When I rounded the final set of steps to the top, one epiphany hit me.
I must trust what I cannot see.
First of all, I love Grouse Mountain!
Second of all, this reminds me slightly of an experience I have every summer. At the beach house in Cape Cod, there is a nearby private beach with the steepest dunes you can imagine. Since it’s private and wild, no one will ever build stairs in. Nope. You can to climb up and down, armed with children and beach gear. It’s nearly vertical in its slopes.
I dread it every time, even though it’s only a few minutes of my life. And when you get to the top, the view is exquisite!
Those sand dunes sound challenging, but rewarding when you reach the top. I am glad you visited Grouse Mountain. I loved the view on the way down via the sky ride.
Rudri, sounds like a wonderful adventure and yes you must trust what you can’t see. We can’t control many things so we have to trust that it will work itself out. xoxo
Yes, Ayala. Sage advice. Sometimes when we are in the middle of the process we need to keep our head above the uncertainty and take comfort in knowing we are closer to some kind of resolution.
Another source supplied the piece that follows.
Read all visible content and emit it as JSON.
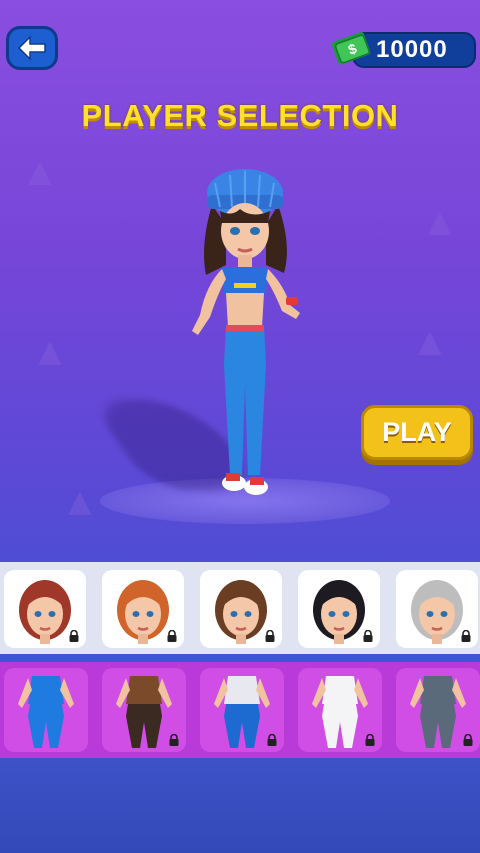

Rudri, thanks for the inspiration this morning! What a lovely, well-developed post!
Thanks, Luanne. Glad you enjoyed my reflection. I had a long time to mull it over as I climbed the mountain.
On our summer vacation, we also hiked a staircase through the woods and up a mountain with beautiful views. Our grandsons were along, so some of us took an easier climb than others. Our son said our daughter-in-law ran up and down some very steep steps 12 times. She enjoys a good workout (they went the full distance).
My pace was slower because I was always stopping to take pictures. Then I would have to run to catch up. I often found my family waiting once they realized I was no longer in step with them.
I have been writing about learning to be in the present in a couple of my recent posts. I like how you tied it to your hike.
Thanks, Robin. I like the idea of taking pictures as you hiked. It allows you to center on a particular moment during your hike. When you flip through to the pictures at a later date, you can reflect on your feelings as you took the snapshot.
I enjoy hiking and nature most when I proceed at my own pace…that is when nature speaks to me. If I am hurried or lost in the past or the future, the enjoyment is lost for me.
Hikes are so ripe for reflection. You are pushed to consider what is in front of you. In that sense, they are great place for seeking refuge in your own thoughts.
I relate to this line SO much– too much– “only because I spend a large part of my time either glued to the past or galloping toward some question in the future.”
Thanks, Nina. I appreciate your kind words. So glad that the post resonated with you.
Beautiful words Rudri! Truly remarkable how true that is – it’s astounding how scary the unknown is yet we must learn to trust it and depend on it to provide us with results we hope we’ll approve of. I’m a dreamer so the unknown I can easily turn into a movie that continuously plays repeatedly in my mind until I realize I need to zap back into the present and take baby steps to make those dreams a moderate reality. Still a work in progress. 🙂 Hope you enjoyed the tedious process and have a great one Rudri! -Iva
Baby steps are an important part of the process. Thanks for your insight, Iva.
Lovely share, I was going to tweet it but didn’t find share button.
Thanks, Mari for your words. I hope to add a tweet button soon. Good suggestion.